“Can I buy you a drink?” he asked. I saw that coming. I politely declined, and he insisted, which I also saw coming. I can buy my own drink, thanks. But then, in prose, he spoke to me like he saw right into me. I didn’t see that coming.
We would spend the next couple years of our life playing house. When his drawer in my apartment began to become a whole side of the bedroom, we eventually decided to take the plunge and we found a place together, a stones throw from the blue line. We split the rent 50/50. Fair was fair and we were happy. We only ever fought over food, during Jeopardy, or when he was wrong. But, we were symmetrical like a simile, and most importantly we helped each other grow. He put in his two weeks at his office and worked part time at a non-profit until he figured things out. I put in overtime at work to limit the amount of nights we had to eat grilled cheese. Together we taught each other how to survive.

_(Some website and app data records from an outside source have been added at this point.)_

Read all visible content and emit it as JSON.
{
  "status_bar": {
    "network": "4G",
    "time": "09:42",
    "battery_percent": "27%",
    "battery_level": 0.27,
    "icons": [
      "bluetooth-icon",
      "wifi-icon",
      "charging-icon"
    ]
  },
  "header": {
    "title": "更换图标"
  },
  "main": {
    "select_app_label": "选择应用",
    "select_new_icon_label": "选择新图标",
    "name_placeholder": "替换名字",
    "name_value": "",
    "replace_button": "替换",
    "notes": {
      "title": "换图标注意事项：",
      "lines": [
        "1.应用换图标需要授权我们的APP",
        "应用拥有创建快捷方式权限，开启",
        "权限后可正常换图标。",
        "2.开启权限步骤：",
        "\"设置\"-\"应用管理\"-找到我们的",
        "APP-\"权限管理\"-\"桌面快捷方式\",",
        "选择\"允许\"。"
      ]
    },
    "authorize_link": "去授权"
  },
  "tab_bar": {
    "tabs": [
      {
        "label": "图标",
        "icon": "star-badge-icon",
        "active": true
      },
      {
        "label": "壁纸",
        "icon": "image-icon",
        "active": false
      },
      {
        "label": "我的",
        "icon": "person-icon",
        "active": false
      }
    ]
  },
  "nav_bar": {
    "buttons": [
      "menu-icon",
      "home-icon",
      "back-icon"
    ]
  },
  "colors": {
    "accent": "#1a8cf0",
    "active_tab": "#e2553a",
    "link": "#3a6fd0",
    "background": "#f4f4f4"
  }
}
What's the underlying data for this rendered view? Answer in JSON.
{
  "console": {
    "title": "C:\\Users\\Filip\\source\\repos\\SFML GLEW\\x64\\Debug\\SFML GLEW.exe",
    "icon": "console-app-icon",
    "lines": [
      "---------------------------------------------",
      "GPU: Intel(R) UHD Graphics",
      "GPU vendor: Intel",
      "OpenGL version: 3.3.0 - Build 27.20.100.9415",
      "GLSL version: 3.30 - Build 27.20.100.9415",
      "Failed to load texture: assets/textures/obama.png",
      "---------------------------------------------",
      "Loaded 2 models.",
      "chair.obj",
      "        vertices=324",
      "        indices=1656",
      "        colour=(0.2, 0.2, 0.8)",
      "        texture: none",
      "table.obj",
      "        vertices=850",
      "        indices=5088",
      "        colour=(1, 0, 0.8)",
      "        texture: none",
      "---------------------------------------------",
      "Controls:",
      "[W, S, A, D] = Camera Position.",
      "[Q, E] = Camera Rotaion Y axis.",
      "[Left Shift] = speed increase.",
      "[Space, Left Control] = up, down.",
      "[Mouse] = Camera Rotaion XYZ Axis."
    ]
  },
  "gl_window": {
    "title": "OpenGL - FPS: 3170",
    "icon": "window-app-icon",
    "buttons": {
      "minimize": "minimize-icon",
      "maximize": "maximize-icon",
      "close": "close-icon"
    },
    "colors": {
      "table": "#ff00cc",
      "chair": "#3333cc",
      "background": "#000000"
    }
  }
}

I remember the night we first got the keys. They shined like gold in my fist. We borrowed a friend’s sleeping bag and set it up in the living room. It was the middle of summer and neither of us could afford an A/C, but, neither of us really wanted one anyways, I remember being told there are two types of people in the world; A/C people and windows people. We were windows open people. The campsite we forged smelled like kings and like we were, finally, stepping out of the winter of our lives. We shared a bottle of malbec and slept, slept, slept like children. After we settled in, we found peace in our routine. He would cook breakfast and I would do the dishes. He always knew to get the sausage links, because I hate the patties and I would stop by three delis on the way home just to find orange juice with pulp. Holding a cigarette between his lips he would squint and pour two mugs of coffee. The steam would tangle with his smoke when he made his way over to the couch where we spent Sunday mornings reading the Times.
“Scoot, honey!” he’d spout.
I’d comply, feigning resistance and stealing the cigarette from his mouth.
But still, on some days when he’d come home, he’d kick off his shoes and sit on the edge of the bed. I’d take off his suit jacket because sometimes it felt like it was all I could do to remove the weight of the world from his shoulders. He’d light up a cigarette without shifting his gaze and he would sit. Sit like all the desks in the world had trained him to. They had defeated him. As hard as I tried I couldn’t fix that. He sat on the edge of that bed and he just kept walking like he did the first night I met him.